The planning application that expects to build a housing site in Ashdene, in the Rochdale Borough Council, composed by 16 parking spaces for cars and four detached houses has not been very welcomed among the local citizens.
The Rochdale Borough Council has received over 100 letters, showing the disconformity of citizens towards this planning application. The reason for such a generalized opposition to the projects resides in the intention of carrying it out on a land which serves as a habitat for many animal species and plants.
Together with the objection letters, detractors have handed out an arboricultural survey, a protected species report and a habitat survey. Not being this enough, a Tree Preservation Order protects the land, issued by a local planning authority to protect natural environments, especially certain trees or groups of trees.
Some reports have been carried out to check the environmental viability of the project, especially after previous Japanese knotweed identification had taken place.
Apart from the reports already mentioned in this article, a protected species report has also been handed out. The report shows little to no activity of endangered species in the area. The species that concerned most the experts were, mainly, bats and badgers.
Bats presence, irrelevant
After a meticulous survey carried out in the area, experts have come to the conclusion that there is no presence of bats on the land (not emerging or entering). Moreover, the land has been considered to have only moderate potential to host roosting bats during the time the survey was carried out.

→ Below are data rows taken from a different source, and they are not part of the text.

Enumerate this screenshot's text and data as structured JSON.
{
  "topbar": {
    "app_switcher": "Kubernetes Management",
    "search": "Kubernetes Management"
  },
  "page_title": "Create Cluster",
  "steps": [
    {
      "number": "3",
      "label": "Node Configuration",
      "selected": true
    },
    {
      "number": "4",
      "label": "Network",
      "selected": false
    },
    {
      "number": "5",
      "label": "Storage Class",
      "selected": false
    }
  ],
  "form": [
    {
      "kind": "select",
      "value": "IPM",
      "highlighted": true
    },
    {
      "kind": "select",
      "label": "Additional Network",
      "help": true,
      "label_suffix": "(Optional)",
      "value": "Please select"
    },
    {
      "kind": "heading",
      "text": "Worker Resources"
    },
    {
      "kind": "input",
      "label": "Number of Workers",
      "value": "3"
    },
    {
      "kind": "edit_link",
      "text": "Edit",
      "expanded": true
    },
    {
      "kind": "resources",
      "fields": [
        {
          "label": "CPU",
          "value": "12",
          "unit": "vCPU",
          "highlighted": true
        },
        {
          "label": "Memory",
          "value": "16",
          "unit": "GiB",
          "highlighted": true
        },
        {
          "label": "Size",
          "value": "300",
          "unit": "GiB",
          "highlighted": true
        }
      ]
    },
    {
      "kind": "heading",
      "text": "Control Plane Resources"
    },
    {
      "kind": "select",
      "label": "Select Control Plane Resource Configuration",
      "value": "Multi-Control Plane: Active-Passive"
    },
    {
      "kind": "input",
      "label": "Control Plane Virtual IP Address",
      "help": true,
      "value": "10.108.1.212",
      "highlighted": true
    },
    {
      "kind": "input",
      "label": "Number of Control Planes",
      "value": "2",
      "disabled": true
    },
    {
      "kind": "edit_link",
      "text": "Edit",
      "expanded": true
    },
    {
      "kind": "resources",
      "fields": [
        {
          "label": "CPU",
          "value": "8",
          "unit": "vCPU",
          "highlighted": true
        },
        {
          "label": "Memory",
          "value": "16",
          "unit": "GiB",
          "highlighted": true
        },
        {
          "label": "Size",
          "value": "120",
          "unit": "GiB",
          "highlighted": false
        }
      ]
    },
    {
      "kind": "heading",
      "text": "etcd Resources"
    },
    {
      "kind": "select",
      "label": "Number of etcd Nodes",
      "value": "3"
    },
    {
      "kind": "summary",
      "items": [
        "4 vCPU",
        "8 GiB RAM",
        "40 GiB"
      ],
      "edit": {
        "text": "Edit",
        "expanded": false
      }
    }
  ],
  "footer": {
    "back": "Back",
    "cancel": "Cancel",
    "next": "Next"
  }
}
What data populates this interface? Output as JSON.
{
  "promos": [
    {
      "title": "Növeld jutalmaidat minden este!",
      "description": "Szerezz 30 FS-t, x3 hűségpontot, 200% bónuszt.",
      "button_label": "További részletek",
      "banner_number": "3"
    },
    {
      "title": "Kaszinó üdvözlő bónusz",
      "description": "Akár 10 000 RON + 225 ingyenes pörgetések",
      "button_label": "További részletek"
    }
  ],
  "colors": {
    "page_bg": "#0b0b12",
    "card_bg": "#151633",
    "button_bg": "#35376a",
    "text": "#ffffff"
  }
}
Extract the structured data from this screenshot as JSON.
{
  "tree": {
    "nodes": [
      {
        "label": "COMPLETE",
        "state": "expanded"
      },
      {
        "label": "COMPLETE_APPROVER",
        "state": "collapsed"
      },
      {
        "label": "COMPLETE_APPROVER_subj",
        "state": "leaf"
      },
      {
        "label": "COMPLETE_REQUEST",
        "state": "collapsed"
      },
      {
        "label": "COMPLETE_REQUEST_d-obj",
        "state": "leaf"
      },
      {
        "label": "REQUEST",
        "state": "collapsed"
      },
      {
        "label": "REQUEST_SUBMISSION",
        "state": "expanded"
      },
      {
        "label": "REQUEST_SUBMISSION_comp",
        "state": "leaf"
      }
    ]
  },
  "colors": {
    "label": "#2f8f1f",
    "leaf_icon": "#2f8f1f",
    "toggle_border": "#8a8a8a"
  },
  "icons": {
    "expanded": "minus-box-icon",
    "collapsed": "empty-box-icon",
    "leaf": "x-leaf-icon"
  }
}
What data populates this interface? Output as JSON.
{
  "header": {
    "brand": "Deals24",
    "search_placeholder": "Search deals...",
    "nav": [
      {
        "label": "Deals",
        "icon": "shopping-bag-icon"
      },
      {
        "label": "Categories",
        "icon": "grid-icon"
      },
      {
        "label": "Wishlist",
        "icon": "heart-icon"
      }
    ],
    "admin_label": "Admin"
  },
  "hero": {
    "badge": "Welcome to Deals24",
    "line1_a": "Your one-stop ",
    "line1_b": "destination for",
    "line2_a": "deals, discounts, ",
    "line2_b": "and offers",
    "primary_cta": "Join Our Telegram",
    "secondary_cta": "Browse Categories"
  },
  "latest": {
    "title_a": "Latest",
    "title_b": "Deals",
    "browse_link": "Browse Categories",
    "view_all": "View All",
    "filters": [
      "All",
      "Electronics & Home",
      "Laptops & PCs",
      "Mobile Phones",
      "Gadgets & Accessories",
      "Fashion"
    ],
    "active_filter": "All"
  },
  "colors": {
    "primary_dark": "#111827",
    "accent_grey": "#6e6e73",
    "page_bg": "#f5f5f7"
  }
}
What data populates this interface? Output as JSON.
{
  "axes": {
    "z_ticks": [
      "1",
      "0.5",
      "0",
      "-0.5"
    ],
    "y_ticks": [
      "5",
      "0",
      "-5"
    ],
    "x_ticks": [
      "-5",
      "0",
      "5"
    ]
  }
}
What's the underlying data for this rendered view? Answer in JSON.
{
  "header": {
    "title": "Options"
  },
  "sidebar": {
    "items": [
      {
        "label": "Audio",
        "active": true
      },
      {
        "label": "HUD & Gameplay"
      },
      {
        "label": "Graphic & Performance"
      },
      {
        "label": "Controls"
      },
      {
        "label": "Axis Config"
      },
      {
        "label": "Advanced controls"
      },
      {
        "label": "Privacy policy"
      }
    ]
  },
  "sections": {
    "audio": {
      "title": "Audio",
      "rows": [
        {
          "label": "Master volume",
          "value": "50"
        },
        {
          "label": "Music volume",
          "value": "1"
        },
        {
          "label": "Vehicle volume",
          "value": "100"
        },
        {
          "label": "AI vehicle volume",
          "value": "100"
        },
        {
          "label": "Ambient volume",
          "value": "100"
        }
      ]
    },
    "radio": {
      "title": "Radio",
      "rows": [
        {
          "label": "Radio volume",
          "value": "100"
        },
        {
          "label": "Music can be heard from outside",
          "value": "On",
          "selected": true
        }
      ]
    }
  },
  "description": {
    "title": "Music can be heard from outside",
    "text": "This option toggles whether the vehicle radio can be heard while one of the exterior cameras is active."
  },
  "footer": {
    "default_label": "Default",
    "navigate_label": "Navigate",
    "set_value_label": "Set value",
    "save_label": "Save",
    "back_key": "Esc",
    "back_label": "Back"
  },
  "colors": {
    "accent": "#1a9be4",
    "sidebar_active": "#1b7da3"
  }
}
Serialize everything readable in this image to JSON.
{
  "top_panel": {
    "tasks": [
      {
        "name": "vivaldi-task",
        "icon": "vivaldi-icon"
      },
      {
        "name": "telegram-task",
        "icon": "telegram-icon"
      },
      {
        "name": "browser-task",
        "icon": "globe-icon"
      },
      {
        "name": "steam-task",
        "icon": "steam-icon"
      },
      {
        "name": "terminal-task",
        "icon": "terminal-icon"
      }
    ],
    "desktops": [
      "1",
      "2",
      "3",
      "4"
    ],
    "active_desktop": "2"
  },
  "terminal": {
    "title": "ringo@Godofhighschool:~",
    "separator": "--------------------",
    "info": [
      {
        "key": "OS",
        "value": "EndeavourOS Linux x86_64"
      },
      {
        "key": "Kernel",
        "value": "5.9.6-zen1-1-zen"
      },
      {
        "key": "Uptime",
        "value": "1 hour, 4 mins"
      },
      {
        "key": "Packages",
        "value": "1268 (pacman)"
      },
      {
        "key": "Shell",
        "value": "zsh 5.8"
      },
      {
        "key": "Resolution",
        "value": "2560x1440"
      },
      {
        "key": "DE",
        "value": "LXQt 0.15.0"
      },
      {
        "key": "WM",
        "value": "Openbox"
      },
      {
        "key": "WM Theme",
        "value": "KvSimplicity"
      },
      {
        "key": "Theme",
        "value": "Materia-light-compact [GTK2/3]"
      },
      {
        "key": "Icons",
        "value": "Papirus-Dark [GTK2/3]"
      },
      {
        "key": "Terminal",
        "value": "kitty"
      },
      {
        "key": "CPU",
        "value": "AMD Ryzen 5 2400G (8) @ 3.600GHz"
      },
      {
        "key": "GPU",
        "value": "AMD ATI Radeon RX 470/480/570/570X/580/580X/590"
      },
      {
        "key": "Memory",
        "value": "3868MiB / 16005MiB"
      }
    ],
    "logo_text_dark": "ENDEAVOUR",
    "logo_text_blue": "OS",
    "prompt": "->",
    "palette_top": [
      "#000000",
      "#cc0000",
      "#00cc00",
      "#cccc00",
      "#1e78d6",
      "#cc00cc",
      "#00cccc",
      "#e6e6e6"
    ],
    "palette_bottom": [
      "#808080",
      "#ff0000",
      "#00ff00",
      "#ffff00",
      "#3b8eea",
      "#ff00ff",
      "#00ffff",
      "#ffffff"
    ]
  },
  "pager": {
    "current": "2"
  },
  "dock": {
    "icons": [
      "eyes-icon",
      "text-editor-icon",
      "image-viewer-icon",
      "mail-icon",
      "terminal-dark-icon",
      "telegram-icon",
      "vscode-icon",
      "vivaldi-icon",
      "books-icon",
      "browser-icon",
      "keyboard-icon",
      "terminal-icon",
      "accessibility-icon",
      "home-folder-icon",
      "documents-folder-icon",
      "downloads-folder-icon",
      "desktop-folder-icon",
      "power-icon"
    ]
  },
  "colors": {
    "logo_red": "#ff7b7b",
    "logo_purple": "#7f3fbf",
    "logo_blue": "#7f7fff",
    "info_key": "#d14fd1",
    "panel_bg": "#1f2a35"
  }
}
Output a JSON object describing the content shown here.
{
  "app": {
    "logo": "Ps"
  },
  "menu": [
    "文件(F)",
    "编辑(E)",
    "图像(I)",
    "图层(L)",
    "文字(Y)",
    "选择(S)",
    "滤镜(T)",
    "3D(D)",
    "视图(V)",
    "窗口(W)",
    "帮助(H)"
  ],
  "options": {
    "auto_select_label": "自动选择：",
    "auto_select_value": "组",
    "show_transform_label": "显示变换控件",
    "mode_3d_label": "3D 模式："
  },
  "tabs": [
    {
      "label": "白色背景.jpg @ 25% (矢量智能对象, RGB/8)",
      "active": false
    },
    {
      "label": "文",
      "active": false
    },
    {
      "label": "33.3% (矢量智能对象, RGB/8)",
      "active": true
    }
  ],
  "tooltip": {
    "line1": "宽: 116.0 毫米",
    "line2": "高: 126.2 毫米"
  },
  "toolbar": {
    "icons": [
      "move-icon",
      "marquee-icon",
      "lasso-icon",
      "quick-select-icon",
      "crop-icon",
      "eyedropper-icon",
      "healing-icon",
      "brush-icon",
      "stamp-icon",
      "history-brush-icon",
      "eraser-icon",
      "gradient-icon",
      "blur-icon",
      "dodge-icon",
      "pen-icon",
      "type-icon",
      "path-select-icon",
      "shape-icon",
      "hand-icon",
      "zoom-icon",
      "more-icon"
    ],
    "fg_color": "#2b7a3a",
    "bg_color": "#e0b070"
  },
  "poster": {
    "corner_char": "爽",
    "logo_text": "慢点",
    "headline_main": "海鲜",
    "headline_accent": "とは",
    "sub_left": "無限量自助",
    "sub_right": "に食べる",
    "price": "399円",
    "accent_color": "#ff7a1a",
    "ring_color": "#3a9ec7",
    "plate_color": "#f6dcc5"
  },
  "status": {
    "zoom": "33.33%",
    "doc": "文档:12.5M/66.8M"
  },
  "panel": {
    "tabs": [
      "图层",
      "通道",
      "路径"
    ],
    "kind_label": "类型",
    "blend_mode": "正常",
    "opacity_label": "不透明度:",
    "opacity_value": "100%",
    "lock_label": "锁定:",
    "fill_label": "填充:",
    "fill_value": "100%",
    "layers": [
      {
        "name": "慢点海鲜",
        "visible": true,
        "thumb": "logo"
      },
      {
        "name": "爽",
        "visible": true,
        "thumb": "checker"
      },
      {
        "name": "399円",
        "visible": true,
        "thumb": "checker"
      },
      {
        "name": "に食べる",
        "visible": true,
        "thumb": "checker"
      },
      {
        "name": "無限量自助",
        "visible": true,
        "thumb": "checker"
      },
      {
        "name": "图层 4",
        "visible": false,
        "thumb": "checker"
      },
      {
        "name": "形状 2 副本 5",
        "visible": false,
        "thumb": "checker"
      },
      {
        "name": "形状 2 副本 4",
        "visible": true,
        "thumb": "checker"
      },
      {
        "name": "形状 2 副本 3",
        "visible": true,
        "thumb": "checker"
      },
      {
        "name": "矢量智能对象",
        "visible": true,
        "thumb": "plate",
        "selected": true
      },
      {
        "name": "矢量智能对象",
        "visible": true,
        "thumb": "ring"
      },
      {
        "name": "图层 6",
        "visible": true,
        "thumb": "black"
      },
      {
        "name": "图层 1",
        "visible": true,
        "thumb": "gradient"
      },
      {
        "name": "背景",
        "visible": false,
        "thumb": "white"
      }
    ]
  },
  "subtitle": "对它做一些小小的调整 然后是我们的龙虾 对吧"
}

Bat activity has reported being from low to moderate. Experts have only found some specimens of the common variety “pipistrelle”, who is thought to be traveling from the south, directly to the north. Experts have also spotted one bad dropping in one shed, which gives evidence that these sheds are not used as a permanent roosting place, but on the contrary, they are only used occasionally.
No sign of badgers on the land
Regarding the presence of badgers, the report has shown no evidence of their presence in the area. The only proof of the badger presence in this area was the dead body of a badger found 10 years ago beneath a shed and the presence of some abandoned sheds. This only proves that this land served as home to these animals in the recent past, but enough time has passed to be safe to state that there are no badgers in this area.
A Great Crested Newt spotted
The great crested newt is, among the three-existing species of newts, the largest one. These animals can grow up to 17cm in length. The reason why they are called “crested” is that male adults grow a jagged crest with goes from their head to the tip of their tail. These animals live across the lowland of Great Britain. They are internationally protected, and the number of specimens has considerably decreased at a high rate. One of these specimens has been spotted in the area where the 16 detached houses project is to take place.
More exactly, it has been spotted 2km from the construction area, near two ponds, which have been dismissed as a potential breeding place. Moreover, apart from this great crested newt specimen, experts have also found evidence of an invasive Japanese knotweed, which has to be removed by law.